As the administration moves forward with their goal to “stop talking about goddamn Robert E. Lee,” the Admissions Office has made a concerted effort to attract additional international students to the university. As President Dudley put it in his latest address to the student body, “international students’ unique perspectives, work ethic, and limited knowledge of American history make them ideal W&L applicants.”

However, the shift in demographics has raised some concerns for the school’s esteemed Greek organizations.

“At first, I was very excited for all the opportunities this new class presented our fraternity,” said Beta Beta Recruitment Chair Chad Hemmings. “I mean, the dean can’t cancel our Ancient Egypt party again if one of our guys drove here on a camel, right? But it turns out that only half of the Egyptians we’re rushing have ever seen a camel, and when I asked them their favorite shapes, not a single one said pyramid. They’re not exotic. They’re just poor.”

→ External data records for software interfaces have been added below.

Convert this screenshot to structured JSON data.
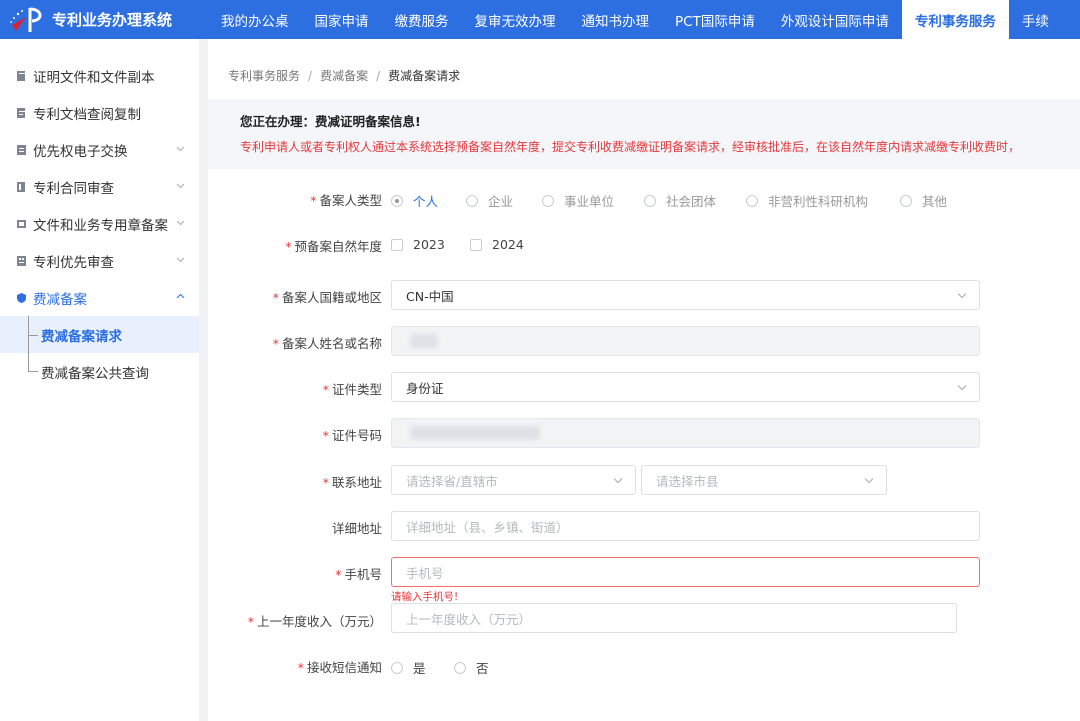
{
  "header": {
    "system_title": "专利业务办理系统",
    "nav": [
      {
        "label": "我的办公桌"
      },
      {
        "label": "国家申请"
      },
      {
        "label": "缴费服务"
      },
      {
        "label": "复审无效办理"
      },
      {
        "label": "通知书办理"
      },
      {
        "label": "PCT国际申请"
      },
      {
        "label": "外观设计国际申请"
      },
      {
        "label": "专利事务服务",
        "active": true
      },
      {
        "label": "手续"
      }
    ]
  },
  "sidebar": {
    "items": [
      {
        "label": "证明文件和文件副本",
        "icon": "document-stack-icon"
      },
      {
        "label": "专利文档查阅复制",
        "icon": "document-copy-icon"
      },
      {
        "label": "优先权电子交换",
        "icon": "exchange-icon",
        "expandable": true
      },
      {
        "label": "专利合同审查",
        "icon": "contract-icon",
        "expandable": true
      },
      {
        "label": "文件和业务专用章备案",
        "icon": "seal-icon",
        "expandable": true
      },
      {
        "label": "专利优先审查",
        "icon": "priority-icon",
        "expandable": true
      },
      {
        "label": "费减备案",
        "icon": "shield-icon",
        "expanded": true
      }
    ],
    "subitems": [
      {
        "label": "费减备案请求",
        "active": true
      },
      {
        "label": "费减备案公共查询"
      }
    ]
  },
  "breadcrumb": [
    "专利事务服务",
    "费减备案",
    "费减备案请求"
  ],
  "notice": {
    "title": "您正在办理：费减证明备案信息!",
    "text": "专利申请人或者专利权人通过本系统选择预备案自然年度，提交专利收费减缴证明备案请求，经审核批准后，在该自然年度内请求减缴专利收费时，"
  },
  "form": {
    "filer_type": {
      "label": "备案人类型",
      "required": true,
      "options": [
        "个人",
        "企业",
        "事业单位",
        "社会团体",
        "非营利性科研机构",
        "其他"
      ],
      "selected": "个人"
    },
    "year": {
      "label": "预备案自然年度",
      "required": true,
      "options": [
        "2023",
        "2024"
      ]
    },
    "region": {
      "label": "备案人国籍或地区",
      "required": true,
      "value": "CN-中国"
    },
    "name": {
      "label": "备案人姓名或名称",
      "required": true,
      "value": ""
    },
    "id_type": {
      "label": "证件类型",
      "required": true,
      "value": "身份证"
    },
    "id_number": {
      "label": "证件号码",
      "required": true,
      "value": ""
    },
    "address": {
      "label": "联系地址",
      "required": true,
      "province_placeholder": "请选择省/直辖市",
      "city_placeholder": "请选择市县"
    },
    "detail_address": {
      "label": "详细地址",
      "required": false,
      "placeholder": "详细地址（县、乡镇、街道）"
    },
    "phone": {
      "label": "手机号",
      "required": true,
      "placeholder": "手机号",
      "error": "请输入手机号!"
    },
    "income": {
      "label": "上一年度收入（万元）",
      "required": true,
      "placeholder": "上一年度收入（万元）"
    },
    "sms": {
      "label": "接收短信通知",
      "required": true,
      "options": [
        "是",
        "否"
      ]
    }
  },
  "colors": {
    "primary": "#2d6fe0",
    "error": "#e4393c",
    "logo_red": "#d9232e"
  }
}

For organizations such as Beta Beta, the often limited financial means of international students came as quite a shock.

“Last week, I told a pledge to buy me a six pack and he asked me if he could pay in rupees. Like what the fuck? We don’t have a barter system around here. And if we did, I wouldn’t trade a case of Busch for a whole herd of rupees,” said Lee Gacy, brother of Beta Beta. “When I was a freshman, I started every conversation with the fact that my dad worked at Goldman Sachs. Now, I don’t even ask the new guys what their dads do for a living. It just makes me sad.”

Despite these concerns, some organizations, such as the well-known Sigma Sigma Sigma fraternity, have learned to roll with the punches.

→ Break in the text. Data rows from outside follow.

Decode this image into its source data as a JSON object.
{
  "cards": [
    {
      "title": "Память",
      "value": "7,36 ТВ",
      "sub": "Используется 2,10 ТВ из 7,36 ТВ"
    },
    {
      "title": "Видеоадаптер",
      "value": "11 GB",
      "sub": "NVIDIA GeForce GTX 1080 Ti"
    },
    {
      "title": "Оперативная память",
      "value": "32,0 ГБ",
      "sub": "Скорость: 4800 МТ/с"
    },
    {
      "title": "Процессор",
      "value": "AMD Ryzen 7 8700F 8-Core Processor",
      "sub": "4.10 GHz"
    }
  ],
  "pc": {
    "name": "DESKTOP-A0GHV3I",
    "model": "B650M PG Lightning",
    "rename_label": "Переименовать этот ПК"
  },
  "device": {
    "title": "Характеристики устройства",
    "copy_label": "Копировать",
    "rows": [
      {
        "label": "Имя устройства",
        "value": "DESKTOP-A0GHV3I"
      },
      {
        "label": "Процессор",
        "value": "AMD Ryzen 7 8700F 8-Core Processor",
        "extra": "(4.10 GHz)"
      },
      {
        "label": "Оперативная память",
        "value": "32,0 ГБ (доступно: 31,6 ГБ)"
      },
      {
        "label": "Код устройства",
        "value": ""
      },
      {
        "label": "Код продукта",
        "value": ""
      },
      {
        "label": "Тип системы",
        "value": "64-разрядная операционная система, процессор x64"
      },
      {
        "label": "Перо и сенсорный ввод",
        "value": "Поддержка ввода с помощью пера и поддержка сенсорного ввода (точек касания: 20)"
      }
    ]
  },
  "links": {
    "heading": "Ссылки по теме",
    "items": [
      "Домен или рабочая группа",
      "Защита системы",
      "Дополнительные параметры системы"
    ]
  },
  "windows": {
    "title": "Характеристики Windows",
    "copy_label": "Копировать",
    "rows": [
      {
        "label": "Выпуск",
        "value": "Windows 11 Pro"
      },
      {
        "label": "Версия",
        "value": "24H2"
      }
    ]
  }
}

“One thing that’s great about recruiting poor people is they have nothing to lose,” said Treasurer Paul Logain, “which means they’re much more willing to get creative when it comes to paying dues. Usually when you ask a new member if he’s willing to click on Google search results twelve hours a day to join your fraternity, he’ll make some lame excuse, like ‘I have to go to class,’ or ‘I want to see my friends this week.’ These international students, though, they understand the grind.” Earlier this month, Logain’s chapter launched their “Sigma University” program, an online multi-level marketing campaign aimed to help new members cover the cost of frat dues and build valuable skills in areas such as drop shipping, cryptocurrency investing, and playing hard to get for the ladies.

“Sigma University has changed my life. Before, I was spending my weekends getting drunk and trying to talk to girls.  Now, I spend my weekends selling office chairs and avoiding women entirely,” said Andrew, a Romanian native and first-year member of Sigma Sigma Sigma.

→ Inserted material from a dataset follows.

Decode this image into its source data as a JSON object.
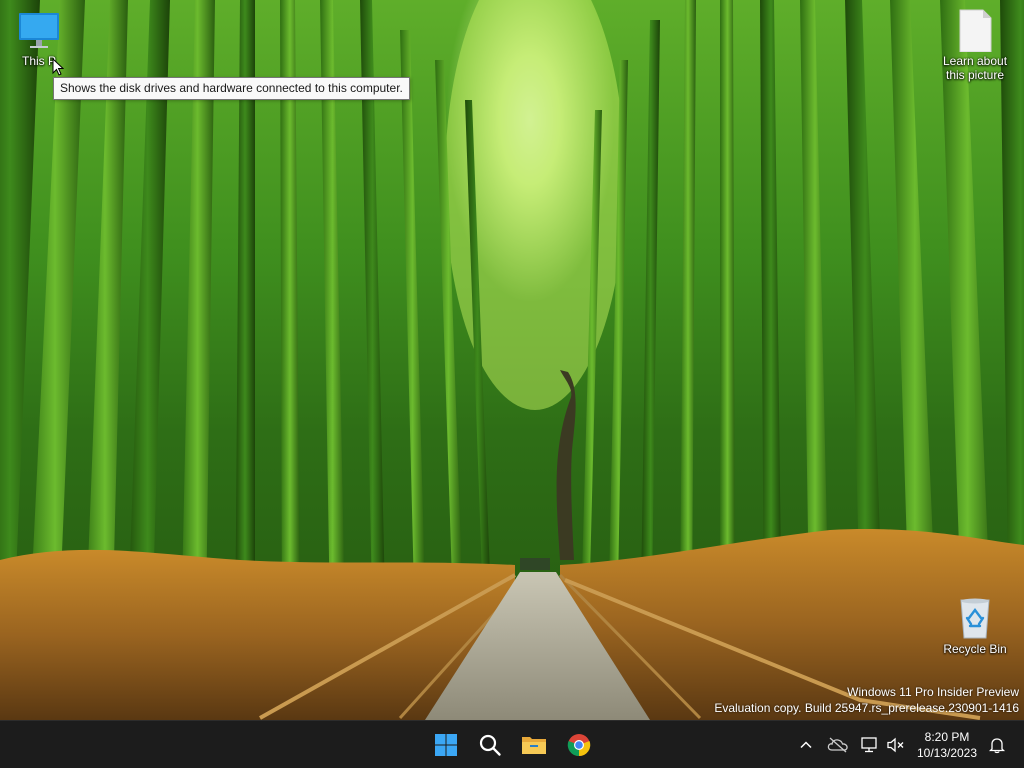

Other new members share similar success stories.  Jordan, a psychology major from Canada, boasted “we are not the same, eh? You spend all day obsessing over your Instagram posts praying a girl will slide into your DMs. Ever since I started affiliate marketing, I’ve had to leave my phone off to avoid the torrent of girls just begging me to be their only fan.”

The Sigmas’ runaway success has garnered some attention in high places. Just this week, Sigma Sigma Sigma President Chip Morris received a letter from the Occupational Safety and Health Administration (OSHA) announcing their intention to pay the fraternity a visit while describing the group’s practices as “blatantly exploitative” and “reminiscent of the eighteenth century.” While most college students would be terrified of a visit from the federal government, President Morris seems optimistic.

“Of course I’m excited for the feds to visit. I mean, I know they’re narcs, and it’s kinda douchey to not tell us when they plan to come hang, but at least a few of them must know how to shotgun, right?”

For the sake of all the lonely young men on this campus, we at the Radish sure hope so.

Joe Gilmor, Guest Writer